*** Opening of GIVEN DATA ***
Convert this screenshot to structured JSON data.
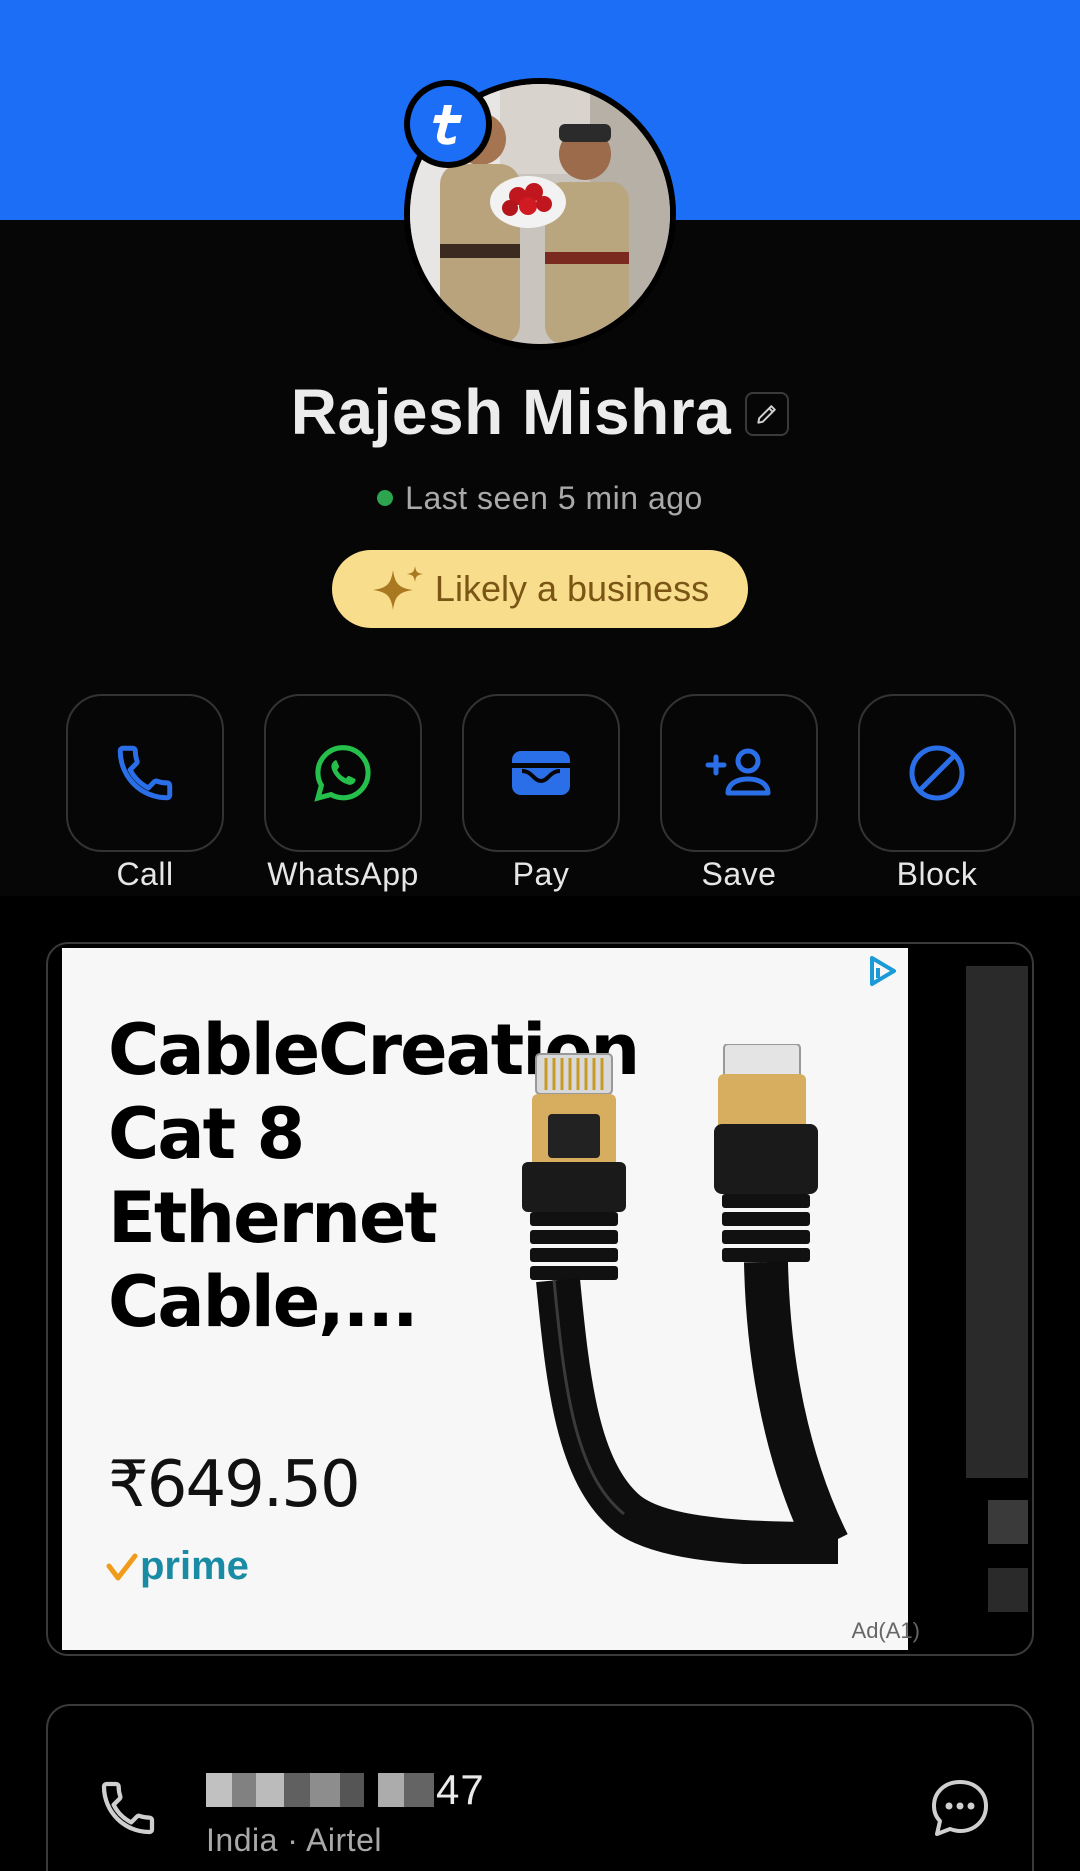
{
  "profile": {
    "name": "Rajesh Mishra",
    "status_text": "Last seen 5 min ago",
    "badge_label": "Likely a business"
  },
  "actions": [
    {
      "label": "Call",
      "icon": "phone-icon"
    },
    {
      "label": "WhatsApp",
      "icon": "whatsapp-icon"
    },
    {
      "label": "Pay",
      "icon": "wallet-icon"
    },
    {
      "label": "Save",
      "icon": "add-contact-icon"
    },
    {
      "label": "Block",
      "icon": "block-icon"
    }
  ],
  "ad": {
    "title": "CableCreation Cat 8 Ethernet Cable,...",
    "price": "₹649.50",
    "prime_label": "prime",
    "ad_tag": "Ad(A1)"
  },
  "contact": {
    "number_suffix": "47",
    "meta": "India · Airtel"
  },
  "colors": {
    "brand_blue": "#1b6ef5",
    "badge_bg": "#f8dd8d",
    "badge_text": "#7a5513",
    "online_green": "#2da44e",
    "whatsapp_green": "#25c04c"
  }
}
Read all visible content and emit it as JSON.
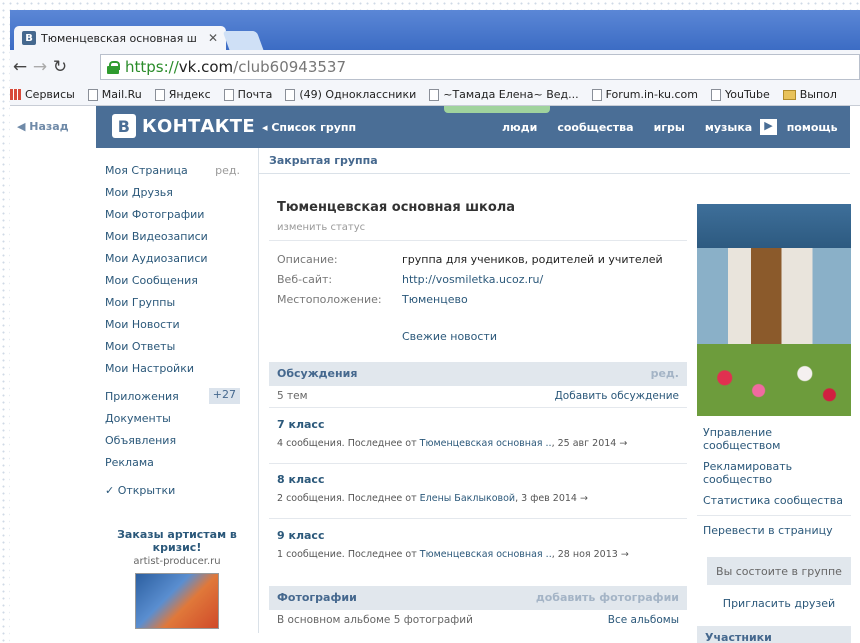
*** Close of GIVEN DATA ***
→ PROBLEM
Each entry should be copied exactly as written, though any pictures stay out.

→ ANSWER BOX
Convert this screenshot to structured JSON data.
{
  "profile": {
    "name": "Rajesh Mishra",
    "status_text": "Last seen 5 min ago",
    "badge_label": "Likely a business"
  },
  "actions": [
    {
      "label": "Call",
      "icon": "phone-icon"
    },
    {
      "label": "WhatsApp",
      "icon": "whatsapp-icon"
    },
    {
      "label": "Pay",
      "icon": "wallet-icon"
    },
    {
      "label": "Save",
      "icon": "add-contact-icon"
    },
    {
      "label": "Block",
      "icon": "block-icon"
    }
  ],
  "ad": {
    "title": "CableCreation Cat 8 Ethernet Cable,...",
    "price": "₹649.50",
    "prime_label": "prime",
    "ad_tag": "Ad(A1)"
  },
  "contact": {
    "number_suffix": "47",
    "meta": "India · Airtel"
  },
  "colors": {
    "brand_blue": "#1b6ef5",
    "badge_bg": "#f8dd8d",
    "badge_text": "#7a5513",
    "online_green": "#2da44e",
    "whatsapp_green": "#25c04c"
  }
}
Read all visible content and emit it as JSON.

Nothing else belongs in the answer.